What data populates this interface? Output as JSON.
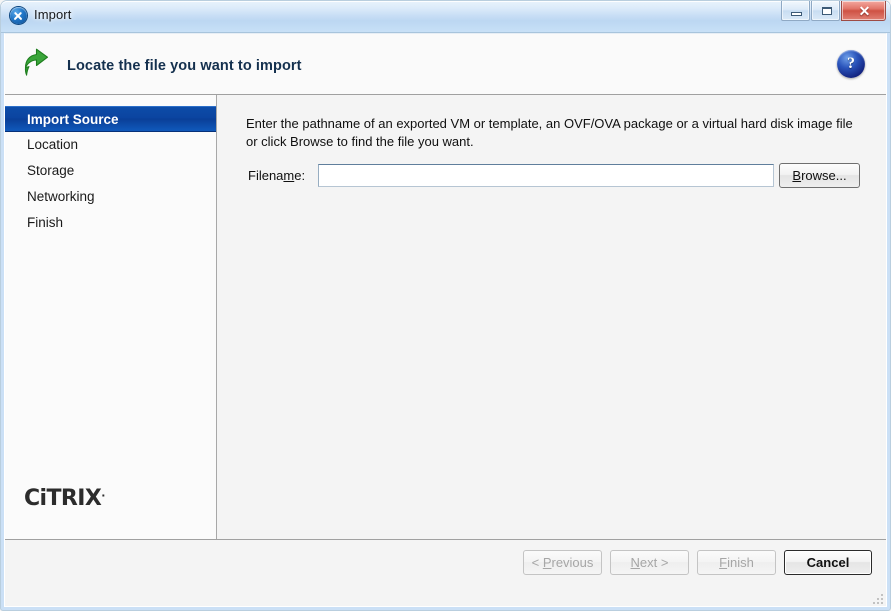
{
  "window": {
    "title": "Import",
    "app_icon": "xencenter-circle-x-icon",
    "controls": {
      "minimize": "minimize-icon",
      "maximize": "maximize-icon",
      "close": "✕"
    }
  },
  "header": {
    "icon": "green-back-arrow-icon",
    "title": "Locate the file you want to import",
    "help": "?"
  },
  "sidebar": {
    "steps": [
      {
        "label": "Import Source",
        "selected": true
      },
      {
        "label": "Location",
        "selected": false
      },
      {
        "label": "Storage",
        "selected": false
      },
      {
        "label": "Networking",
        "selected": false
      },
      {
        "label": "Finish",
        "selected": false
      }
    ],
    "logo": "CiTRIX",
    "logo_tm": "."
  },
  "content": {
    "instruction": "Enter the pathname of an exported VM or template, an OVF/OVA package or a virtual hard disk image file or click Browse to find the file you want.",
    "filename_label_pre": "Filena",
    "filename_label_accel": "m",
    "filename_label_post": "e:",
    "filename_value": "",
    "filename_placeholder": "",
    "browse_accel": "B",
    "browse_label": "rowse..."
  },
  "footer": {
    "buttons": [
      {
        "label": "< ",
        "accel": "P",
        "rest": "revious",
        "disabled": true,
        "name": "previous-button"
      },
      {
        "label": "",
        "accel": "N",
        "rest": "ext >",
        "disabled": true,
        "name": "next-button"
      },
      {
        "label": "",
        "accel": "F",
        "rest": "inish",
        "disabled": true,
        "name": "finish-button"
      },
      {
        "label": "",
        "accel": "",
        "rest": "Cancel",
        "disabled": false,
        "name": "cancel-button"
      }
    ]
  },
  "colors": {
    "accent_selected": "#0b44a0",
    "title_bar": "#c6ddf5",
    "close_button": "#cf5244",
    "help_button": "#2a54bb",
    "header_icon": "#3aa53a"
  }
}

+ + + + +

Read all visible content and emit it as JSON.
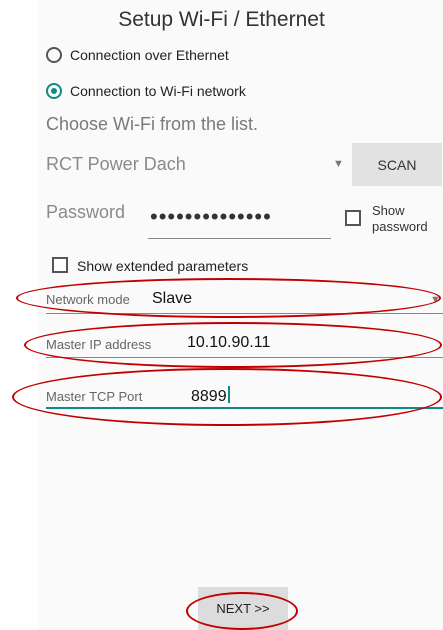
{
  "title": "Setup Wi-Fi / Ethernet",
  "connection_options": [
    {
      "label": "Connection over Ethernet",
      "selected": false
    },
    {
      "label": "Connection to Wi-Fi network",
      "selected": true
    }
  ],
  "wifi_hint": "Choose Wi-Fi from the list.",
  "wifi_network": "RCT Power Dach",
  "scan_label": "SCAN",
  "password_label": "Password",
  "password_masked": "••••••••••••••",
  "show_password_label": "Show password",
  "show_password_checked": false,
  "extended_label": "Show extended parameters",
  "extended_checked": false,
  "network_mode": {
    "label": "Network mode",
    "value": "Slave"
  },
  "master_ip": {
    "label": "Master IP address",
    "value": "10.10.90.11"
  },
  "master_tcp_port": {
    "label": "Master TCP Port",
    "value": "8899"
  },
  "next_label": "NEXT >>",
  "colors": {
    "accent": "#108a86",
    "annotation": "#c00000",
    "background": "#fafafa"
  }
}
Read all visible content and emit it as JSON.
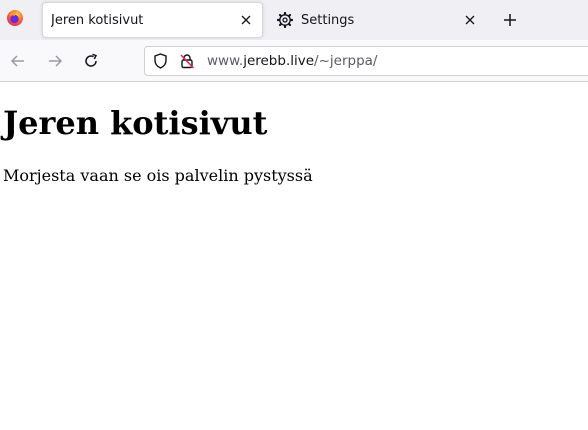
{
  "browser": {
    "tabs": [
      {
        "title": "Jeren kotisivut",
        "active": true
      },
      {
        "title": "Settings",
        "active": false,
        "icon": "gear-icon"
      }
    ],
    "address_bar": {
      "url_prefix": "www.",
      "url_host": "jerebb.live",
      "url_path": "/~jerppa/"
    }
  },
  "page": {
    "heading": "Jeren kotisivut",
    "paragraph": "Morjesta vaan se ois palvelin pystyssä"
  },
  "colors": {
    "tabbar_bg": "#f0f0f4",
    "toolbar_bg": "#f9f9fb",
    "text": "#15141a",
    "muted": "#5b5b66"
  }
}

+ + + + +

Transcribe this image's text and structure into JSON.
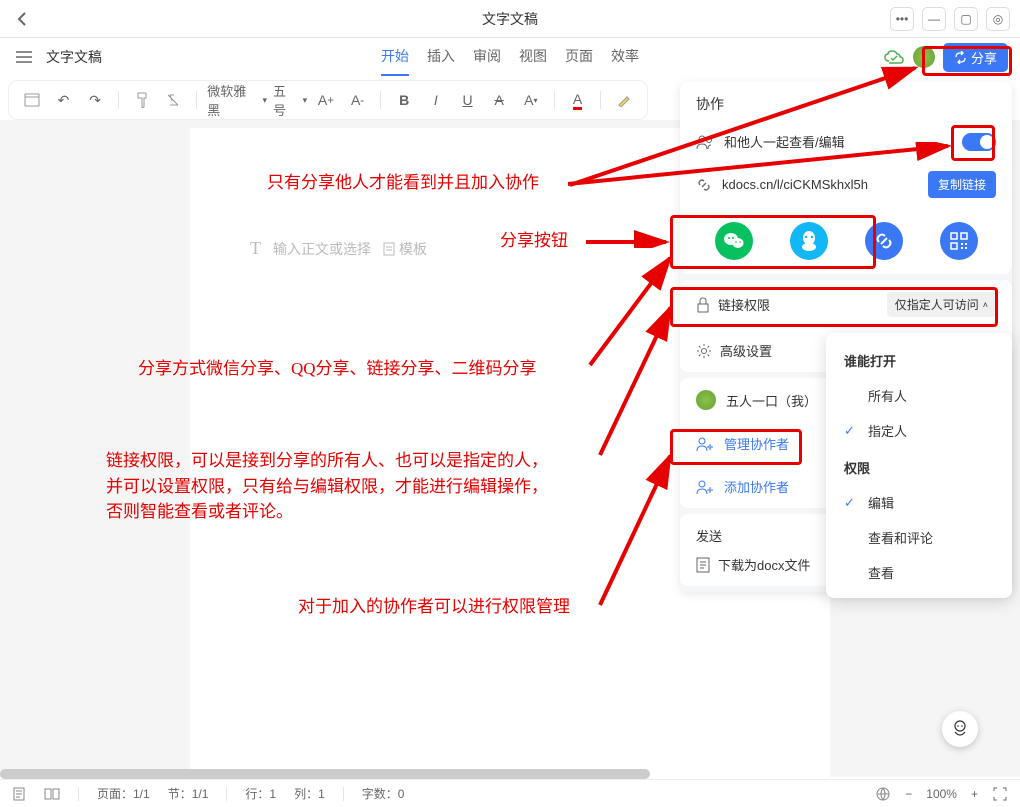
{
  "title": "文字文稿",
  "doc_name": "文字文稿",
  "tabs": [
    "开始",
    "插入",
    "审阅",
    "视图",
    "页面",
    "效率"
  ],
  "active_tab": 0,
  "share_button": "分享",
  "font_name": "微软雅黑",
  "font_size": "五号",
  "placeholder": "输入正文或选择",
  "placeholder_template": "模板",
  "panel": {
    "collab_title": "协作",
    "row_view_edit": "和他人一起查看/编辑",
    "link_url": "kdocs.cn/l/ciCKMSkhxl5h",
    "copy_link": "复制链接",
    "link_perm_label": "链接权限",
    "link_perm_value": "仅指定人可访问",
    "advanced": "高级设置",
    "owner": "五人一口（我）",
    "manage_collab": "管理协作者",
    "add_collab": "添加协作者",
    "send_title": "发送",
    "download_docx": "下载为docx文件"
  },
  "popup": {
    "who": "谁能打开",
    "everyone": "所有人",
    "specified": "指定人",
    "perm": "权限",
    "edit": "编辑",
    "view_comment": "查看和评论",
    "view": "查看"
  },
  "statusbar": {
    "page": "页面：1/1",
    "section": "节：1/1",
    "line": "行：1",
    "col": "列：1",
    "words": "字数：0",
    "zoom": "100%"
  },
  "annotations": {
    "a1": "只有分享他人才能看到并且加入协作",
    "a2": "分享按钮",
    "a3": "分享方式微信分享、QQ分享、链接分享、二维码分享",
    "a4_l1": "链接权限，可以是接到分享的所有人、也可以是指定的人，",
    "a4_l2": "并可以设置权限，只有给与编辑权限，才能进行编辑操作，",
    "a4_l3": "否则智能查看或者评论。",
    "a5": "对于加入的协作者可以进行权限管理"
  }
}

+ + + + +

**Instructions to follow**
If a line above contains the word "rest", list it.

**Exercise output**
        "rest": "revious",
        "rest": "ext >",
        "rest": "inish",
        "rest": "Cancel",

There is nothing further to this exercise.